I'm writing an author Q&A with Arsalan Iftikhar (The Muslim Guy) on the occasion of the release of his new book, Scapegoats: How Islamophobia Helps Our Enemies and Threatens Our Freedoms. He writes about becoming the Muslim Guy shortly after September 11, 2001.
For years I was a morning person. Back in the early 2000s I routinely – and deliberately – woke at 4:30 a.m. each day. That still time of day/night stimulated clarity of mind and gave me time to rev up my brain for the day ahead – as opposed to slogging through a first cup of coffee during my first tired, groggy, lazy hour of a day that was never as productive as it could have been. Over the past year or so I have reversed and become a night person. I wake up at 6:00 or 7:00 feeling confused and gross. It takes me a long time to get going, but when the evening comes my brain kicks into gear and I feel energetic through 1:00 am or so. I need to switch back to being a morning person. Early rising is actually an Islamic practice, as productivity guru Productive Muslim explains in a post about developing a morning routine. I love Productive Muslim but just can’t follow his advice. It’s laziness, isn’t it? I’ve tried to come up with reasons why some of us are night people and some morning people, but undoubtedly starting your day early – before dawn, even – is the natural way to go. I just have to figure out how to break through that morning fogginess, perhaps with a promise of an afternoon catnap, and get back to a day that starts with a […]
Eventually I will return to being a writer. This time I won’t be a depressed and mopey cookie-eater. I have to make it my career, or if not a career – what’s one step down from a career? Like a vocation? Or is it not a career if you don’t make much money doing it? Whatever I do I have to do it with purpose and gusto and planning. One of these days it’s going to happen – and soon.
I read with interest this piece by Sara Finnerty on Brevity’s Nonfiction Blog. It’s a list of things she wishes she had told herself after her completing her MFA. I would argue that they are things one should address during the MFA. She writes about failure, about abandoning the goal of getting published and fear of others’ opinions. I think […]
I’ve been at my new job full-time for a little over a month now, and my internal monologue has become more strident and provocative. I have been confused at times, frustrated at times, often realizing that I was more accustomed to making decisions independently than I thought. When I ran my bookstore, I conceptualized, evaluated, decided and executed nearly everything myself.
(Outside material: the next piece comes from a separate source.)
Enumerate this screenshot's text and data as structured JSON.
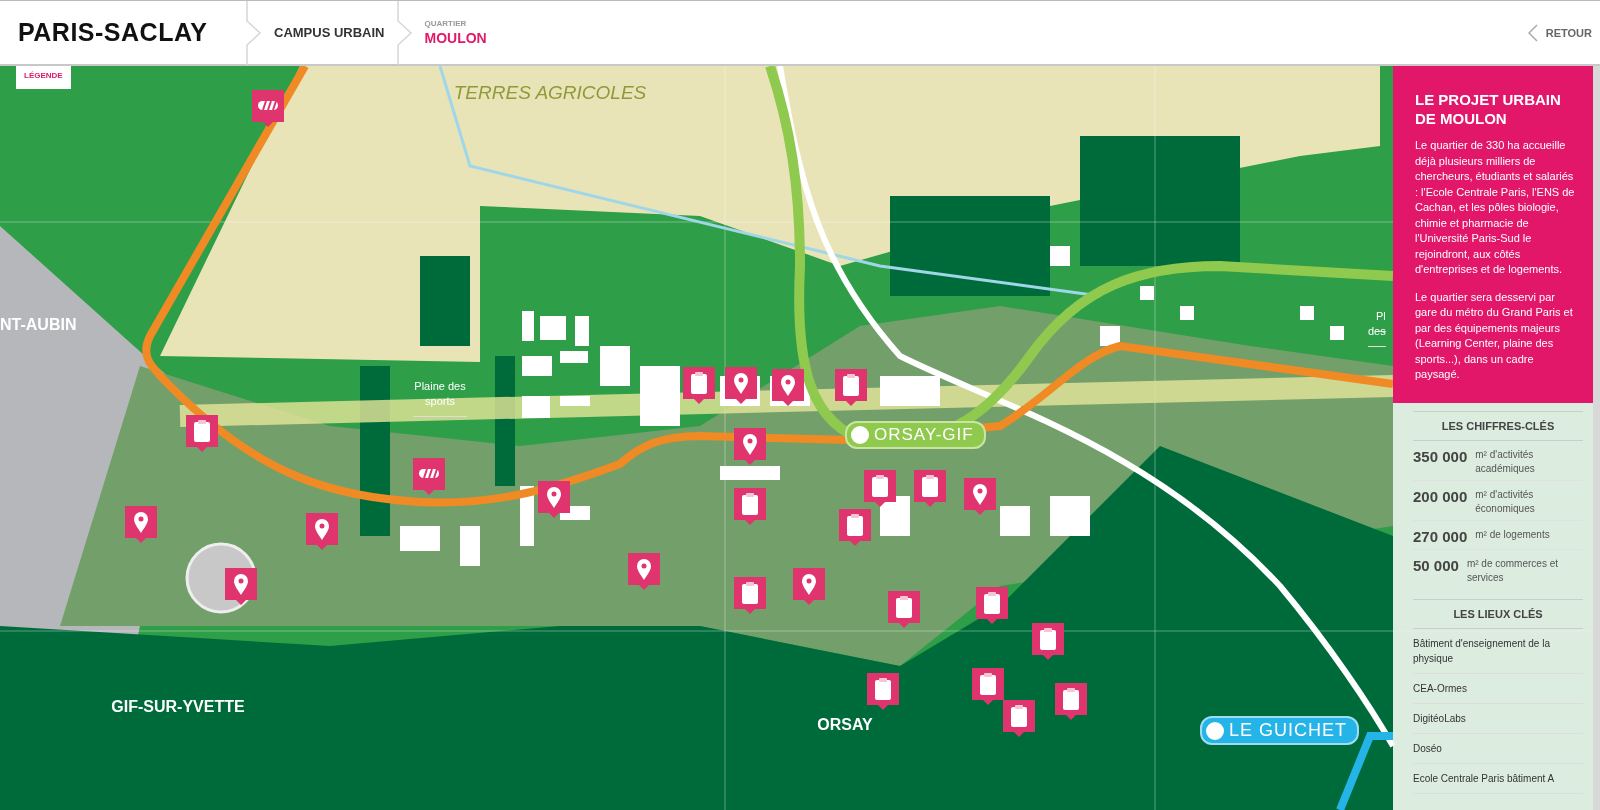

Now I bristle at direction and also at the lack of it. I am confused about what I do and what I should do. I have my instincts and sometimes I follow them but most of the time I leave myself open to multiple instructions and opinions and I end up frozen in place, not knowing what to do next, feeling fundamentally unable to perform as I should. Then the internal voice starts criticizing me, insinuating that my ineptitude at work reflects a bigger, broader inability to function in any setting. I think about all the things I have failed to complete or have screwed up, not just at work, not just since I moved to Houston a decade ago, but always. I opened the door to professional failure by leaving Kessler for journalism school. I am fundamentally flawed, like a bird born without one wing, or with one stunted wing that keeps him unbalanced, spinning, doomed to never leave the ground and fly, jealous of the other birds in the air. I’ve taken a leave of absence from […]